▶ [LISTED RECORDS]:
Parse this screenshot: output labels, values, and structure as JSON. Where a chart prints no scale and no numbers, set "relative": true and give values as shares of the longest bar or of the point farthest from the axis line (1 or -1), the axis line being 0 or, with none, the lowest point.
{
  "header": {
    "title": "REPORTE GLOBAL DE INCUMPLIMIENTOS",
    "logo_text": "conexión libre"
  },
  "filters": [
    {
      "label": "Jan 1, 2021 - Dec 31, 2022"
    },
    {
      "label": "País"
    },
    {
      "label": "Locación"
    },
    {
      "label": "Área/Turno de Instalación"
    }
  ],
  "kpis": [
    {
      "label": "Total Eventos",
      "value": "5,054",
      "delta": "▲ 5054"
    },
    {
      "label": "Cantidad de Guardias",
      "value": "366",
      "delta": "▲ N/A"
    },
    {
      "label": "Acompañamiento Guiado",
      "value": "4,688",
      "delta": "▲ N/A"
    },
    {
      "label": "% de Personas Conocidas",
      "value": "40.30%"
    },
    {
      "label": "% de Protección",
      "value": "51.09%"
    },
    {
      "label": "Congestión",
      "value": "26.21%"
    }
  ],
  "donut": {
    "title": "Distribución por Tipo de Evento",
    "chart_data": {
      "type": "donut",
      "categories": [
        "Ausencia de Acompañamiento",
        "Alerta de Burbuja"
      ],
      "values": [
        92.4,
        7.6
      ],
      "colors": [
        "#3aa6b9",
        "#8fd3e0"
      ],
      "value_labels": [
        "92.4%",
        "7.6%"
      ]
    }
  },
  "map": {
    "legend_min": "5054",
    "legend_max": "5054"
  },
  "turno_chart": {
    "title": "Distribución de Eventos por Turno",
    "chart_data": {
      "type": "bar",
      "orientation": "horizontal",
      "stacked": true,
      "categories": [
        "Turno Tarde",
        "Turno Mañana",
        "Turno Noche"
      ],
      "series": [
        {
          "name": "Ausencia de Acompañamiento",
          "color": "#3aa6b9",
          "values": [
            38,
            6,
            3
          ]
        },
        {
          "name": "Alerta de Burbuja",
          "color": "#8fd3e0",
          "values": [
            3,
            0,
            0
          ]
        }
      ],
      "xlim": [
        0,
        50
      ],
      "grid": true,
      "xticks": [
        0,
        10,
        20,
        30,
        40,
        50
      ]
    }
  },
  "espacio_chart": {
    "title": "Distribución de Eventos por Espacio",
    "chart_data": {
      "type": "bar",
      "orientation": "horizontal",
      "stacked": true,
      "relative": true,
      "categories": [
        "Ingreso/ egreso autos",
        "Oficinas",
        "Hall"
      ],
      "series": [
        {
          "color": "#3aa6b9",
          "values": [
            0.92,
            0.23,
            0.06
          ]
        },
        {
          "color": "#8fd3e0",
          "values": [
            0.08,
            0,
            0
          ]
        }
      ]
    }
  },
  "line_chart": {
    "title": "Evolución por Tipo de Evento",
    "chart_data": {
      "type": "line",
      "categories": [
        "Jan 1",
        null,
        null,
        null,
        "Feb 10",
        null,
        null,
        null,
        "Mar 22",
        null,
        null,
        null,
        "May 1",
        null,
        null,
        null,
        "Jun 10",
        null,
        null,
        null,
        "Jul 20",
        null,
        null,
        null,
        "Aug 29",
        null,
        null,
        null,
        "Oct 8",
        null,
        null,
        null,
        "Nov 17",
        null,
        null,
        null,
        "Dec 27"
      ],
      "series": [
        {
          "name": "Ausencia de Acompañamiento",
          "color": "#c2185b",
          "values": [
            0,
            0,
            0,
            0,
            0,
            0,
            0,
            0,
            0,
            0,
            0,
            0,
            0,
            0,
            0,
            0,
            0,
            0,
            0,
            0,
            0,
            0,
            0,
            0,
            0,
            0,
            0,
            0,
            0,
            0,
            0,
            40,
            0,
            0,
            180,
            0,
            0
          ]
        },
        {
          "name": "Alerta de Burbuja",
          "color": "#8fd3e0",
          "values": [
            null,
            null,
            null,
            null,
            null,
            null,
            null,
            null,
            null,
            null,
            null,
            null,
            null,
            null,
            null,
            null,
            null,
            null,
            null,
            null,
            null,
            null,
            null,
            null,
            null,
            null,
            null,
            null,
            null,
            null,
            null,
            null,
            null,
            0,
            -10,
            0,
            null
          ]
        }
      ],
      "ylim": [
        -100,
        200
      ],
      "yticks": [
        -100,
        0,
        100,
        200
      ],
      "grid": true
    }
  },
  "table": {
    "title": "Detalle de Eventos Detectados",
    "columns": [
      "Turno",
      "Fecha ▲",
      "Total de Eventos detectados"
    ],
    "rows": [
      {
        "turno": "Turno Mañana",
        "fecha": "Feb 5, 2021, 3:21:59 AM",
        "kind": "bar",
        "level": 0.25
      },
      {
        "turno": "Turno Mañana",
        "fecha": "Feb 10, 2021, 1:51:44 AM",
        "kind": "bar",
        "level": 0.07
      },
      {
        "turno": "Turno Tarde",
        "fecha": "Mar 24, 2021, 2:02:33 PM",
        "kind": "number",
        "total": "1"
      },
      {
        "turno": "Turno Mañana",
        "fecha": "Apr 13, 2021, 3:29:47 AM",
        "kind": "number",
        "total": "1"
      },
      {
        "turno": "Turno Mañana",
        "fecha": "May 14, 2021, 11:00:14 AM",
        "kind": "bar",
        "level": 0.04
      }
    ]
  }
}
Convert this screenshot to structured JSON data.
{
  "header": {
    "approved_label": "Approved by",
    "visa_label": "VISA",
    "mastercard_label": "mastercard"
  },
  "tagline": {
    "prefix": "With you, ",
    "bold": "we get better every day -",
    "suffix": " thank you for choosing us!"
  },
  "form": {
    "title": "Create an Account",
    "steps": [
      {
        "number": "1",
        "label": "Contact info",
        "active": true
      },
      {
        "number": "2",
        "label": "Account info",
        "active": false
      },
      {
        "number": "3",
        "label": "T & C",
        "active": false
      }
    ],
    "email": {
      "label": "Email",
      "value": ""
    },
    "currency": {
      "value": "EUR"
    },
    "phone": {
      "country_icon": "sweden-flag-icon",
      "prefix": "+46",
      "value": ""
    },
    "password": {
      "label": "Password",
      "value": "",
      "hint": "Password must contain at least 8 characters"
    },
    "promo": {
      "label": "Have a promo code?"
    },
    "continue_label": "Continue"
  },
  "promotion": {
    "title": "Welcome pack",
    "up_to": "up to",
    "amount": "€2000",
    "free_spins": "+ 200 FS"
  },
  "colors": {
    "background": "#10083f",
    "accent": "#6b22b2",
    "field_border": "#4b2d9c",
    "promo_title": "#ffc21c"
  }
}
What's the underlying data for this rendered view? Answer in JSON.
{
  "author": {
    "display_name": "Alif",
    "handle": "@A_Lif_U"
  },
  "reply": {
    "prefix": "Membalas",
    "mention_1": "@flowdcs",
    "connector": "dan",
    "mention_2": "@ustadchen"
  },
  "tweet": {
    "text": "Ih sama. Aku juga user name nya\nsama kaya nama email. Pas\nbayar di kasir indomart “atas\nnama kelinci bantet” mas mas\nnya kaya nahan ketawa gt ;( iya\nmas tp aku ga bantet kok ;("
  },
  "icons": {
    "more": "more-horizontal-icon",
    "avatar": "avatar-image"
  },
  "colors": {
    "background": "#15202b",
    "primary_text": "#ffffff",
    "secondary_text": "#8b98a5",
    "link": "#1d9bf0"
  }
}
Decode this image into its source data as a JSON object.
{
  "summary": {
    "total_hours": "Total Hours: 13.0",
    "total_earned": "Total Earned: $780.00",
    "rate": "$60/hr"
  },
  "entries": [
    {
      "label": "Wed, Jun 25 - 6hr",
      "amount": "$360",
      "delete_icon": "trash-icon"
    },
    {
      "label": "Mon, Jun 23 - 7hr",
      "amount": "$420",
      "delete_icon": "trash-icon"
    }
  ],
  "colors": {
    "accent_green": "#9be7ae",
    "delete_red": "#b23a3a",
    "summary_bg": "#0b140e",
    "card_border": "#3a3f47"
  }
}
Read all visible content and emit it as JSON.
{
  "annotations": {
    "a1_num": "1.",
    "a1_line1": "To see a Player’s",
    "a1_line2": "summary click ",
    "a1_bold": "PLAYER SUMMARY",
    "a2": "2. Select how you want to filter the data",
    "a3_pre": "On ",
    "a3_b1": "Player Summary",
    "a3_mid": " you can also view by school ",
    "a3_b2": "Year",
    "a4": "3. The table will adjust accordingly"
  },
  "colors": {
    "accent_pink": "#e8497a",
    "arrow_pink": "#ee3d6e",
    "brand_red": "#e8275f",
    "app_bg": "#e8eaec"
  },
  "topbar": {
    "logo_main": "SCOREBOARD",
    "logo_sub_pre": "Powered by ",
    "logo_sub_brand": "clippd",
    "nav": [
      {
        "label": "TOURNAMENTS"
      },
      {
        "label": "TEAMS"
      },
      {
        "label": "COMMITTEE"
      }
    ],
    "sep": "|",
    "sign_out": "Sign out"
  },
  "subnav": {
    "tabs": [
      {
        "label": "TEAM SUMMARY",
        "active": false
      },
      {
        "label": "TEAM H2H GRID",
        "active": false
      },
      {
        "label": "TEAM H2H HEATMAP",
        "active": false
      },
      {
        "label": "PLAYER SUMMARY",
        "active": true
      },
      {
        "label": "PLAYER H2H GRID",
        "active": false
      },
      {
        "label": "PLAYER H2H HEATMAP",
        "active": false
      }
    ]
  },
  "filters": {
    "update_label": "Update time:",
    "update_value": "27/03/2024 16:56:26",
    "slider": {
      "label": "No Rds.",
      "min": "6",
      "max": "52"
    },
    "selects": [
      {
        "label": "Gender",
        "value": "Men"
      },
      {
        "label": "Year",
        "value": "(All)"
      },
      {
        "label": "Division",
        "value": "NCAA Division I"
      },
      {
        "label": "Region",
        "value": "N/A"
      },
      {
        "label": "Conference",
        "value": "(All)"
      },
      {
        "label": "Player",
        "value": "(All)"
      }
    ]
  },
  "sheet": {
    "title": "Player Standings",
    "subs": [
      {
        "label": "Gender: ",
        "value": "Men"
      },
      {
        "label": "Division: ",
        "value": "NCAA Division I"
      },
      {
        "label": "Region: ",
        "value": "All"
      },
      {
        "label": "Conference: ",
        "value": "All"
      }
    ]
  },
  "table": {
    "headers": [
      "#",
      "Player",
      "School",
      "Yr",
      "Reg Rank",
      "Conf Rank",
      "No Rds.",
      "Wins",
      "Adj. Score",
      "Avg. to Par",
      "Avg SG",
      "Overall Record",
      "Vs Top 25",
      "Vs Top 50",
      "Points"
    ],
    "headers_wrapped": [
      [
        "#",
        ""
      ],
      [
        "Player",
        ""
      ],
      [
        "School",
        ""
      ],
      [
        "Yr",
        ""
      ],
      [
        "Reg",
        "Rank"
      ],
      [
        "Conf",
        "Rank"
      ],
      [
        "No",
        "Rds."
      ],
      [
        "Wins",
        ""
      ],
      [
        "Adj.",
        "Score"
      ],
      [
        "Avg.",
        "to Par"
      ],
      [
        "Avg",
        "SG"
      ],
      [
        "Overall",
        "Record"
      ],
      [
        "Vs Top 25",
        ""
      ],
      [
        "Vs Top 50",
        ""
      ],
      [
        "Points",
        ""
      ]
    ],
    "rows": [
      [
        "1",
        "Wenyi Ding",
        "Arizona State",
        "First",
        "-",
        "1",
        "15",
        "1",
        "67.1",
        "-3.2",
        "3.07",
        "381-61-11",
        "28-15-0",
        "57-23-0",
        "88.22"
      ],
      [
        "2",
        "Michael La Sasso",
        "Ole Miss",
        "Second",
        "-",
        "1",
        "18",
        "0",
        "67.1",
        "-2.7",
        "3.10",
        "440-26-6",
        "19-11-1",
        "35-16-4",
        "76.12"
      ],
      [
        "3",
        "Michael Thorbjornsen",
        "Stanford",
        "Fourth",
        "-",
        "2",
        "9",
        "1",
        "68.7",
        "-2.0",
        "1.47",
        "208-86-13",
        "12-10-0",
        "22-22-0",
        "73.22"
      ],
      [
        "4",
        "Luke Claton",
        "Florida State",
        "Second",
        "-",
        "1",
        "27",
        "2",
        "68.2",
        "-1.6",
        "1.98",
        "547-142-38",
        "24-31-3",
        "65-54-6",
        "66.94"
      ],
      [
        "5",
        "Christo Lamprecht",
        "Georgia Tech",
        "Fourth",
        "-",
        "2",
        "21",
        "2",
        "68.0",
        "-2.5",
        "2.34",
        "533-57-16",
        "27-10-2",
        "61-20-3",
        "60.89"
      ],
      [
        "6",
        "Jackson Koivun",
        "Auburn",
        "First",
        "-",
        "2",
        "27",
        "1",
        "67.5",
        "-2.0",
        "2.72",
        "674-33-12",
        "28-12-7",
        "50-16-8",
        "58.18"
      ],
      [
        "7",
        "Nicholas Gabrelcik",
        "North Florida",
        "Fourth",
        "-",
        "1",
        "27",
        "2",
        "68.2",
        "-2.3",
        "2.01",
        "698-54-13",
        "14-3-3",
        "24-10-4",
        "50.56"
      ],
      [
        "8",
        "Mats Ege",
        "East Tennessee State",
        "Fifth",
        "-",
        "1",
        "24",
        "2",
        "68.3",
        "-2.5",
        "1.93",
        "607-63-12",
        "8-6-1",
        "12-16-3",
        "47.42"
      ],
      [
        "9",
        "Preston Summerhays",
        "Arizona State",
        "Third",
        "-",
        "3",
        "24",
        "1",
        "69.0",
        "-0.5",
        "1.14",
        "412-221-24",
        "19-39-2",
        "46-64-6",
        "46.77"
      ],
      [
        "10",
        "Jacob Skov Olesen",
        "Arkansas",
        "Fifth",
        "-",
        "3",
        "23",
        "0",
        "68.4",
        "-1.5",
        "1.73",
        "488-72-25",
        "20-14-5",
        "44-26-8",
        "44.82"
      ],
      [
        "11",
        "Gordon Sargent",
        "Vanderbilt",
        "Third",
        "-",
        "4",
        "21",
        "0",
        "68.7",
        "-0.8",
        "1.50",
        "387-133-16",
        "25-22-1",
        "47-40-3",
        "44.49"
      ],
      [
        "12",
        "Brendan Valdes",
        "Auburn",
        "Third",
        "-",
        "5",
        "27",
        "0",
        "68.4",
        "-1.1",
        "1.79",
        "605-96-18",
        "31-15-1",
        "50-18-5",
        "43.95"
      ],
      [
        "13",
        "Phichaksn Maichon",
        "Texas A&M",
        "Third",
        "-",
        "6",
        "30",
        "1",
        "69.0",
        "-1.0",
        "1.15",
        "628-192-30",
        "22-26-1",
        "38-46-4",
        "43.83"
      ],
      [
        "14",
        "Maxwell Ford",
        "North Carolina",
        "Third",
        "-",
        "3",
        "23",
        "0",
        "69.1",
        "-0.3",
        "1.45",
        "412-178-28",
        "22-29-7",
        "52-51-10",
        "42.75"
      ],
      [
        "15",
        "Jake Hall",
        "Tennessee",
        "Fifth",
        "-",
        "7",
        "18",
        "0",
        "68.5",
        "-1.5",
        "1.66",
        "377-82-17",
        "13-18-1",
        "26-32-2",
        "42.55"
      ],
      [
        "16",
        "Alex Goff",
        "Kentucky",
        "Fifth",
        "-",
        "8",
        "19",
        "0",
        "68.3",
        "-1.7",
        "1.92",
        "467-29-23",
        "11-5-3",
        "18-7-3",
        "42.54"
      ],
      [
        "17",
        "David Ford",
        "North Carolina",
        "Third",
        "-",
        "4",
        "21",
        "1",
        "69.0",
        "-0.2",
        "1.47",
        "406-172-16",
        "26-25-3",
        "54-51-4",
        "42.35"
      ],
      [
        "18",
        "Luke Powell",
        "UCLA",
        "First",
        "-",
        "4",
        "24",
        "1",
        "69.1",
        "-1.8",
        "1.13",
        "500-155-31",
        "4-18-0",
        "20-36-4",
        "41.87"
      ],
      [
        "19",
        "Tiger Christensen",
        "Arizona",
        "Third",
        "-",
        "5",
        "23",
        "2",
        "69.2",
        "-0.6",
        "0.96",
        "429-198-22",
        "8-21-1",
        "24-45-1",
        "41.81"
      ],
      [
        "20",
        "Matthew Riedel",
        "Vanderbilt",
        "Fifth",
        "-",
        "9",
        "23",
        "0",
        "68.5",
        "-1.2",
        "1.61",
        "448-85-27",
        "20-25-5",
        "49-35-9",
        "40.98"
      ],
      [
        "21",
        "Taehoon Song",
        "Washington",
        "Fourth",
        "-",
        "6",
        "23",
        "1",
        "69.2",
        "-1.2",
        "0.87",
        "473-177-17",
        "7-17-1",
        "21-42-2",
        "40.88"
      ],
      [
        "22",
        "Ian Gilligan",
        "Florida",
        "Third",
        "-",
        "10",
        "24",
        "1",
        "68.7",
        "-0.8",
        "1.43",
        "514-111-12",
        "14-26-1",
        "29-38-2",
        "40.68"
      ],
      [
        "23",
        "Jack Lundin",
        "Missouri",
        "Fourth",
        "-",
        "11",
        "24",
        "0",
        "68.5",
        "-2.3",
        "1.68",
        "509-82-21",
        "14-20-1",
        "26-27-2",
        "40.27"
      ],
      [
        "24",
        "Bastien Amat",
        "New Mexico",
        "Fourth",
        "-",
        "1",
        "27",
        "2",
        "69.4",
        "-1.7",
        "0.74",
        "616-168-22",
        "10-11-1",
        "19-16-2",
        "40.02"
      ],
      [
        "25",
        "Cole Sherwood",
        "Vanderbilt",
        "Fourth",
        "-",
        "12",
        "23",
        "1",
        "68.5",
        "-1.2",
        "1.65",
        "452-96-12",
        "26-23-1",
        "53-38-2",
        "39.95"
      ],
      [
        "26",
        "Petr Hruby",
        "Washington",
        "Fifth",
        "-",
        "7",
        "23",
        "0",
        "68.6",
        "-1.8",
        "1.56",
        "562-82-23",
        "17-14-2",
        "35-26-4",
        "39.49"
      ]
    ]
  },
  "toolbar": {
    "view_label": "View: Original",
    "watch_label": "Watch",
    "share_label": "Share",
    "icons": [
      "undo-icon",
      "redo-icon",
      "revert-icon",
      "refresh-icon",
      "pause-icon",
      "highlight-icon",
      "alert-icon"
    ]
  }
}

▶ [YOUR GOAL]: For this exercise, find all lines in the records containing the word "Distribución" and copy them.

▶ [FINAL ANSWER]:
    "title": "Distribución por Tipo de Evento",
    "title": "Distribución de Eventos por Turno",
    "title": "Distribución de Eventos por Espacio",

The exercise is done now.